SNR's Writers


You were laying there, shoulders covered
In a thick fleece, shivering and cold
When you saw into the ceiling,
And peered a nothing made of smoke.
Once you said you were a cowboy,
Wore boots of leather strapped and spurred,
And rode your horse till midnight,
Wrangling a stubborn herd to some sprawl
In the middle of nowhere, marked by stones
Piled on top of one another in crude formation,
Settled deep in a rich, red loam.
You told me once of how you sat
Alone by a campfire, which danced
With red blossoms crackling
Amidst a field of rocky warts.
And then of how you woke wrapped in a fog
Creeping over the lands, wild and weeping
Folded along their seams—
Pastures stitched to a thousand things.
It never seemed to rise,
The desert morning’s whisper
Floating at the lips of the sky,
Pouring its haze into the dawn’s light.
That fleece, that blanket—
The wool pulled over
Over all the chaffed and rugged faces
While the world worked and the sheep grazed.
It was the same gentle grayness
Which surged softly in your stare,
When the ghost you named came calling
Back to the fire.
Sun-Washed Wheat
Sometime ago, a shirtless man in overalls green,
In a field of sun-washed wheat,
Leaned back on his pick-up stalled and rusted,
Stood still in a plain of wind-swept bushels ripe,
And considered life.
Dust stirred at his feet, risen from the roots.
Transfixed by the coating on his rubber boots,
An exchange both natural and sudden,
Looking out from where he stood,
Thinking aloud amidst the earth’s spindled-strands
“I’m only a man,” he said.
Life is spent on wishes and woes,
A summer spent in a winter-cold,
Wishing to be young, waiting to be old;
A morsel of golden wheat, which
Flashes once beneath the sun in an endless sea.
So this is where love ends,
At the corner, in passing,
Boarding a jet, a train,
Under the umbrella,
In a rain pouring.
Can the world feel the weight,
The heavier heart, the onerous soul
The pressure pushing on her spine,
From the burdened steps,
The rigid, platonic hips,
Moving away, away?
Does the earth turn when you turn,
Looking back for a final time,
In the silent movie,
With all the surrounding faces muted,
To stare longingly in a lover’s eye,
To mouth, ‘Goodbye’?
Do the waters of the world swell
When the waves rise in you,
When regret storms in the stomach,
And a sadness sloshes back and forth,
Crashing in the pit of your body,
A violent, unsteady sea?
Were we really ready?
Ready to say goodbye and go?
Or was there just no time in passing,
To take it slow?

Copyright 2008, David Ungvary. © This work is protected under the U.S. copyright laws.
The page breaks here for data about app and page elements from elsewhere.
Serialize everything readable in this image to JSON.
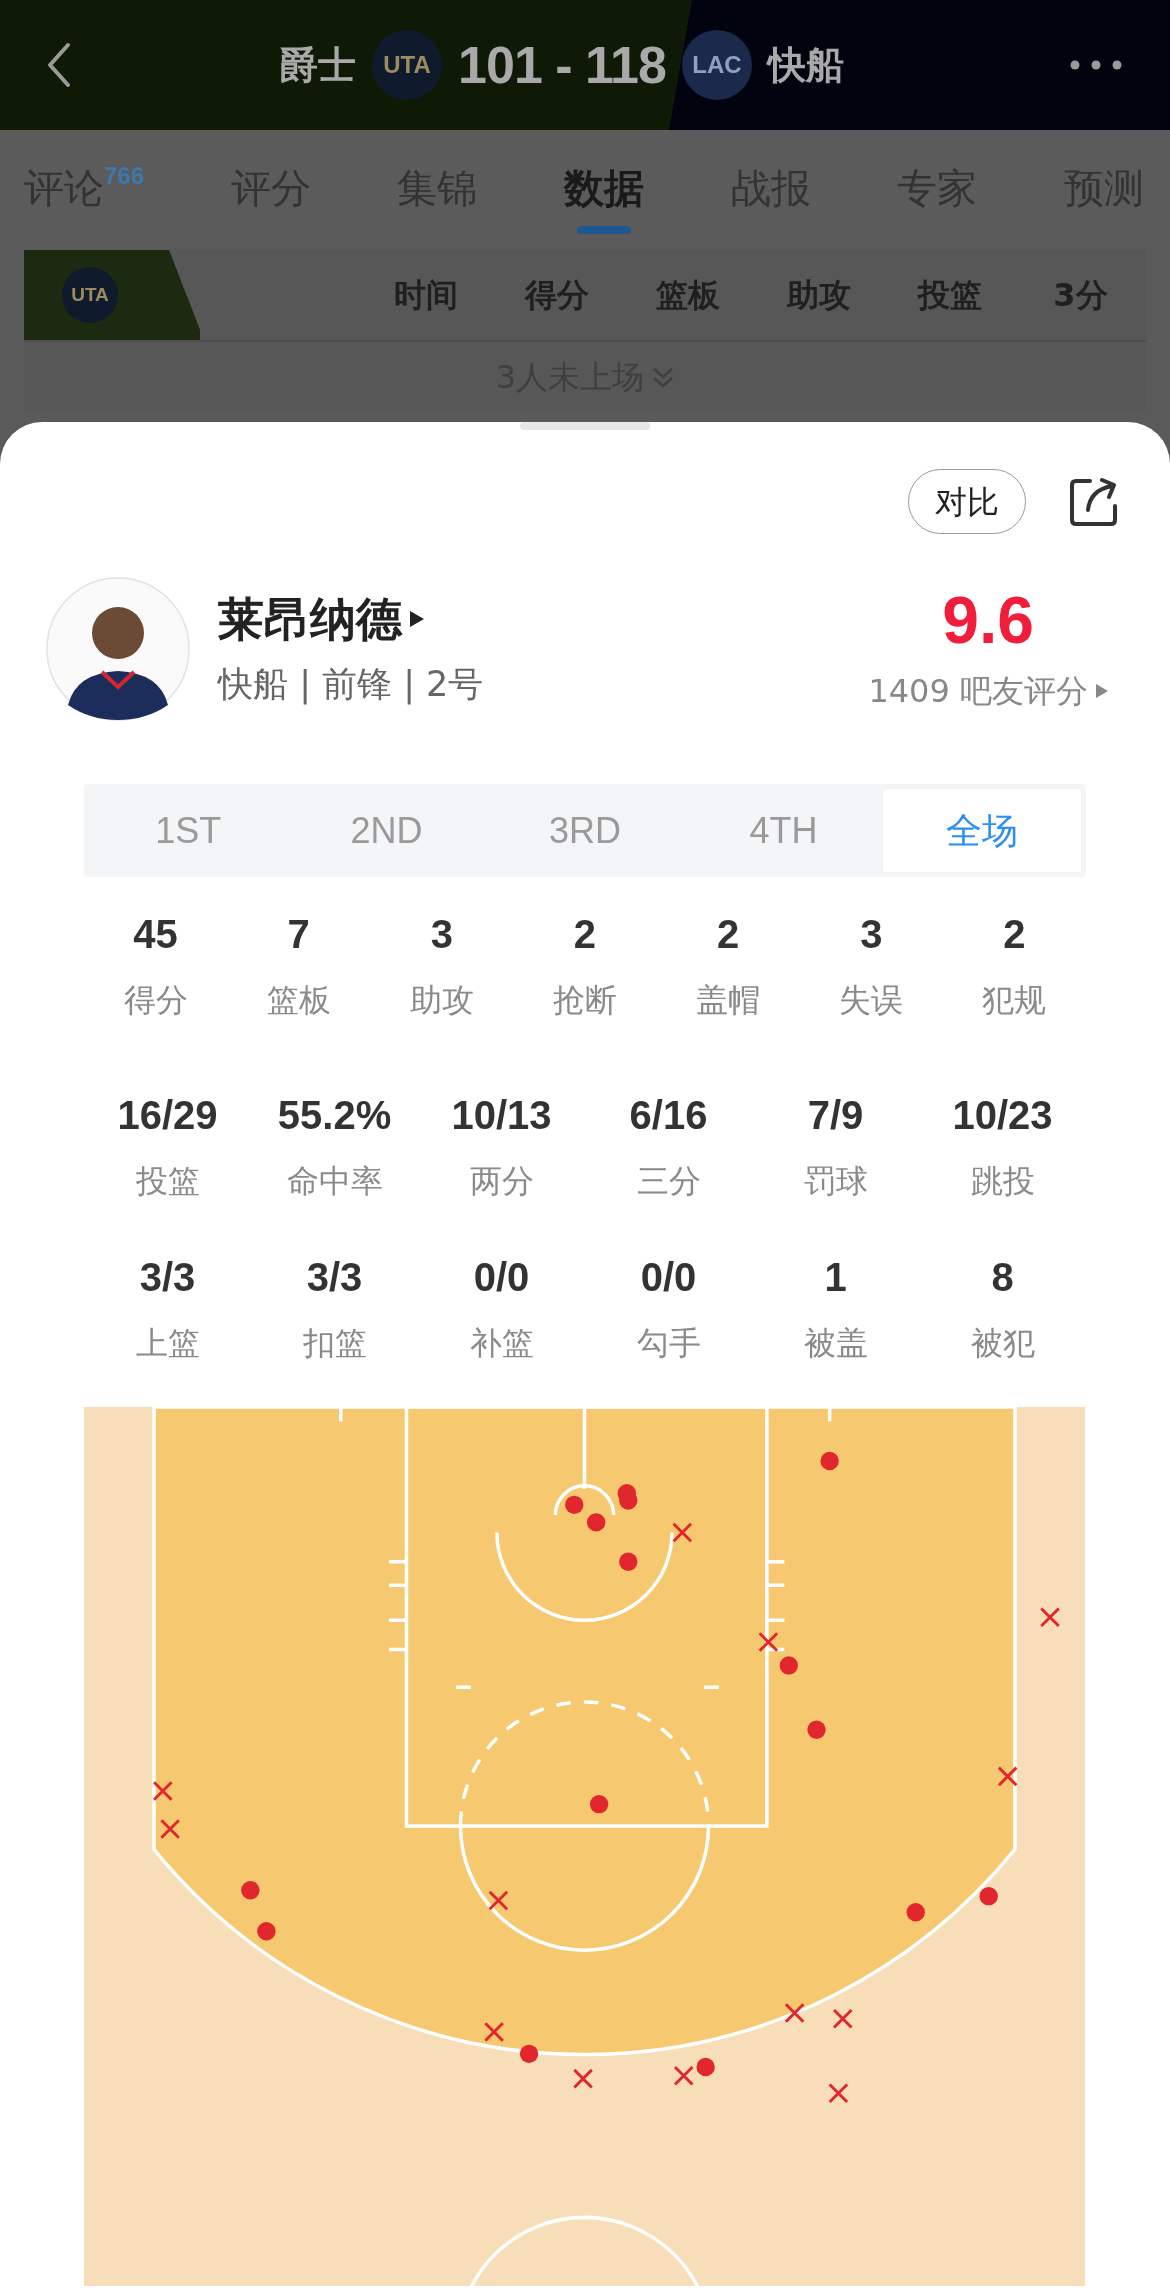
{
  "header": {
    "home_team": "爵士",
    "home_logo": "UTA",
    "score": "101 - 118",
    "away_logo": "LAC",
    "away_team": "快船"
  },
  "tabs": [
    {
      "label": "评论",
      "badge": "766",
      "selected": false
    },
    {
      "label": "评分",
      "selected": false
    },
    {
      "label": "集锦",
      "selected": false
    },
    {
      "label": "数据",
      "selected": true
    },
    {
      "label": "战报",
      "selected": false
    },
    {
      "label": "专家",
      "selected": false
    },
    {
      "label": "预测",
      "selected": false
    }
  ],
  "team_table": {
    "team_logo": "UTA",
    "columns": [
      "时间",
      "得分",
      "篮板",
      "助攻",
      "投篮",
      "3分"
    ]
  },
  "bench_note": "3人未上场",
  "player_sheet": {
    "compare_button": "对比",
    "name": "莱昂纳德",
    "info": "快船 | 前锋 | 2号",
    "rating": "9.6",
    "rating_count": "1409 吧友评分",
    "periods": [
      {
        "label": "1ST",
        "selected": false
      },
      {
        "label": "2ND",
        "selected": false
      },
      {
        "label": "3RD",
        "selected": false
      },
      {
        "label": "4TH",
        "selected": false
      },
      {
        "label": "全场",
        "selected": true
      }
    ],
    "main_stats": [
      {
        "value": "45",
        "label": "得分"
      },
      {
        "value": "7",
        "label": "篮板"
      },
      {
        "value": "3",
        "label": "助攻"
      },
      {
        "value": "2",
        "label": "抢断"
      },
      {
        "value": "2",
        "label": "盖帽"
      },
      {
        "value": "3",
        "label": "失误"
      },
      {
        "value": "2",
        "label": "犯规"
      }
    ],
    "shooting_stats": [
      {
        "value": "16/29",
        "label": "投篮"
      },
      {
        "value": "55.2%",
        "label": "命中率"
      },
      {
        "value": "10/13",
        "label": "两分"
      },
      {
        "value": "6/16",
        "label": "三分"
      },
      {
        "value": "7/9",
        "label": "罚球"
      },
      {
        "value": "10/23",
        "label": "跳投"
      }
    ],
    "shot_types": [
      {
        "value": "3/3",
        "label": "上篮"
      },
      {
        "value": "3/3",
        "label": "扣篮"
      },
      {
        "value": "0/0",
        "label": "补篮"
      },
      {
        "value": "0/0",
        "label": "勾手"
      },
      {
        "value": "1",
        "label": "被盖"
      },
      {
        "value": "8",
        "label": "被犯"
      }
    ]
  }
}
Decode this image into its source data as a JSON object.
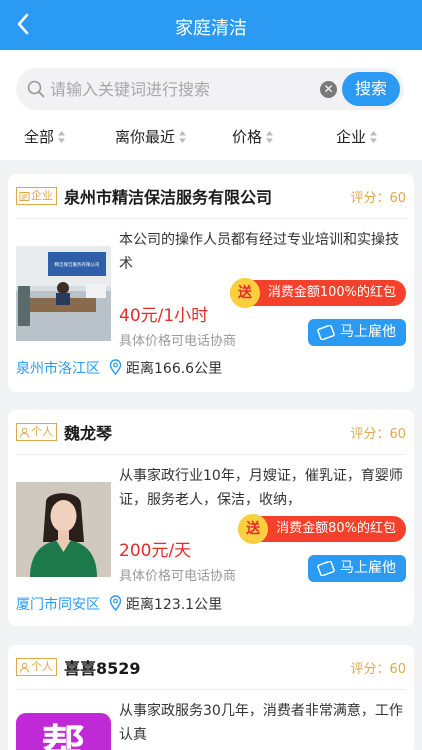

It may not be reproduced, reprinted, reused, or altered without the expressed written permission of the author.

David Ungvary is an undergraduate student at Duke University in Durham, NC, currently working on degrees in both history and classical studies.  It was only after he entered college that he developed a real interest in poetry and started to write on a consistent basis. His work has been published previously in Duke’s literary magazine, The Archive.